Does money buy happiness?
When we wonder whether money can buy happiness, we may consider the luxuries it provides, like expensive dinners and lavish vacations. But cash is key in another important way as it helps people avoid many of the day-to-day hassles that cause stress. Money can provide calm and control, allowing us to buy our way out of unforeseen bumps in the road, whether it’s a small nuisance, like dodging a rainstorm by ordering an Uber, or a bigger worry, like handling unexpected hospital bills.
Money buys peace of mind when we are able to live within our budget and save for the future. In the present, you will sleep better knowing you have some money in reserve in the event of an emergency. Looking into the future, you will be happy knowing you have built up enough of a nest egg to enable you to retire and live independently for as long as possible. In a six-month experiment, people who received cash transfers of $10,000 generally reported feeling happier than people who did not receive the payment. A recent experiment suggests that money can indeed buy happiness — at least for six months, among households making up to $123,000 a year.

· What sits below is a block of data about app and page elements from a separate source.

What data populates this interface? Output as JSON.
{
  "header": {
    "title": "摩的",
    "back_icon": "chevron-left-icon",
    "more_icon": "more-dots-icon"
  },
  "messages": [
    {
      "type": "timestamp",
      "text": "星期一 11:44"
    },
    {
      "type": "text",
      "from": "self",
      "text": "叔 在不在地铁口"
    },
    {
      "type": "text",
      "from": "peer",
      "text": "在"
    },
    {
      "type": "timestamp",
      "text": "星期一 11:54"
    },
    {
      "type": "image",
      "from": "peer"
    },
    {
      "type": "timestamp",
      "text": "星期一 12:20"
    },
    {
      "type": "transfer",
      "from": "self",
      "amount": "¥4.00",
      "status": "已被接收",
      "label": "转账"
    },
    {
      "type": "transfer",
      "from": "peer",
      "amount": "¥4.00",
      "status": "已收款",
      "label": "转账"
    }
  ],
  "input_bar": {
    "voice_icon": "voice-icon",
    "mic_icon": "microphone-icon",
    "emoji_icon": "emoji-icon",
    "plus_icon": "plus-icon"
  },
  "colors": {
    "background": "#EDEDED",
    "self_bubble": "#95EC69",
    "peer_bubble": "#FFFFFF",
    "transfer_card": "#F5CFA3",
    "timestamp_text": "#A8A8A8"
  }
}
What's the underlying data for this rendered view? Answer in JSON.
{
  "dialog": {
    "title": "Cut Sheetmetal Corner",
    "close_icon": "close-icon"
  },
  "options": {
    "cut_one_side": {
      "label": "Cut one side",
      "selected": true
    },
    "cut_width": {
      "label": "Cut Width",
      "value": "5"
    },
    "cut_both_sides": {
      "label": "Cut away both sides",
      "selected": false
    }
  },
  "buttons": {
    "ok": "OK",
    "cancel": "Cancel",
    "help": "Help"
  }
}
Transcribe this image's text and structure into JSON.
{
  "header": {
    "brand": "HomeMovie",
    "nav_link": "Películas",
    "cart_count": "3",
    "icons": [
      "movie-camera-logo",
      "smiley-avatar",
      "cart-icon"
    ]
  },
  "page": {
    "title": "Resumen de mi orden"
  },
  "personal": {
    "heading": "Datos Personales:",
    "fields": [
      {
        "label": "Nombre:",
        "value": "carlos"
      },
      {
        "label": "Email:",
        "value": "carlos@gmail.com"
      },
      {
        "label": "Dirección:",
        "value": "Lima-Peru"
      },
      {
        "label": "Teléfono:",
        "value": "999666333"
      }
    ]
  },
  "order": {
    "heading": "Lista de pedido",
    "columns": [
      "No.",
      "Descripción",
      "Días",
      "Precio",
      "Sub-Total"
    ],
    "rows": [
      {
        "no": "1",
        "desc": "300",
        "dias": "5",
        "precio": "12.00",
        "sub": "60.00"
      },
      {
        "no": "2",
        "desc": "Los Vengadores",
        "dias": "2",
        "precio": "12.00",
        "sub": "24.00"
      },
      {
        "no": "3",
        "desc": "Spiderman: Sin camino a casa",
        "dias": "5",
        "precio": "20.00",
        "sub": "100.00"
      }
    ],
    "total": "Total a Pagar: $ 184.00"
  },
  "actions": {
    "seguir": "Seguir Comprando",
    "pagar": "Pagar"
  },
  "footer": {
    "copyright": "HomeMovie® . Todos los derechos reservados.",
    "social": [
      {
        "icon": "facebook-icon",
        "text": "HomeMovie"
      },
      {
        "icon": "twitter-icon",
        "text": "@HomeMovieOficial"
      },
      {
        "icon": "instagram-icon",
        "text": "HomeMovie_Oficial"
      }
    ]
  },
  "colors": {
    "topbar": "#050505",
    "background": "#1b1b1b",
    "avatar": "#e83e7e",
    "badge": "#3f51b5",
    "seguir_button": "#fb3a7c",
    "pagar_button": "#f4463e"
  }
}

However, this isn't always the case. Some believe that true happiness comes from within and can't be bought. Money can buy a lot of things, but not everything. A happy family, for example, is something you cannot buy. You must work hard to build a good relationship and maintain it. These emotional connections formed are the key to happiness. Once you allow money to become your source of happiness, you will never be satisfied. You will always want more because that shiny, new thing will become old and used one day. With technology introducing new products at lightning speed, there will always be a carrot dangling for you to reach for.
Although it may seem like the wealthy are surrounded by an extensive and devoted entourage, oftentimes those friends tend to fade away if the money diminishes or someone more affluent and influential arrives on the scene. Happiness comes from doing the things you love, not from your bank account balance. As for the passions that require money, such as travel and sporting adventures, budgeting and prioritizing will enable you to spend money on what is important to you. What’s more, not only does having plenty of money have nothing to do with the happiness of living a passionate life, but it can even have the opposite effect, too. For instance, money can bring about more debt and worry, which leads to unhappiness. Or it can lead people into temptation such as substance abuse and gambling addiction. The pursuit of money often creates anxiety because there is always the possibility of losing money. The richest person you know probably spends most of their time solving business problems rather than pleasant activities.
Overall, there are many factors that can determine someone's opinion on whether they believe money can buy happiness including your upbringing. Someone who has been brought up with not a lot of money may believe that money does indeed buy happiness as they would appreciate the money a lot more and would put it towards something that matters to them. Whereas someone who has already been brought up having money, might say that it doesn't buy happiness as they have lost some appreciation of the value of money and therefore requires something different to make them happy. But there is no right or wrong in this case as it is purely based on personal experiences. Just know that you can still be happy without money as you start to appreciate the smaller things in life more. Money provides many social advantages that may not be as readily available without it, but money won’t solve all of your problems. Nor will it be able to heal your psychological wounds. Some people see money as a fix for all their issues in life, inner turmoil, and outer obstacles, but it never is the answer to everything. Money can’t buy happiness in the long run, but it can help make life easier. These feelings are transient, but while they last, it feels good to have money.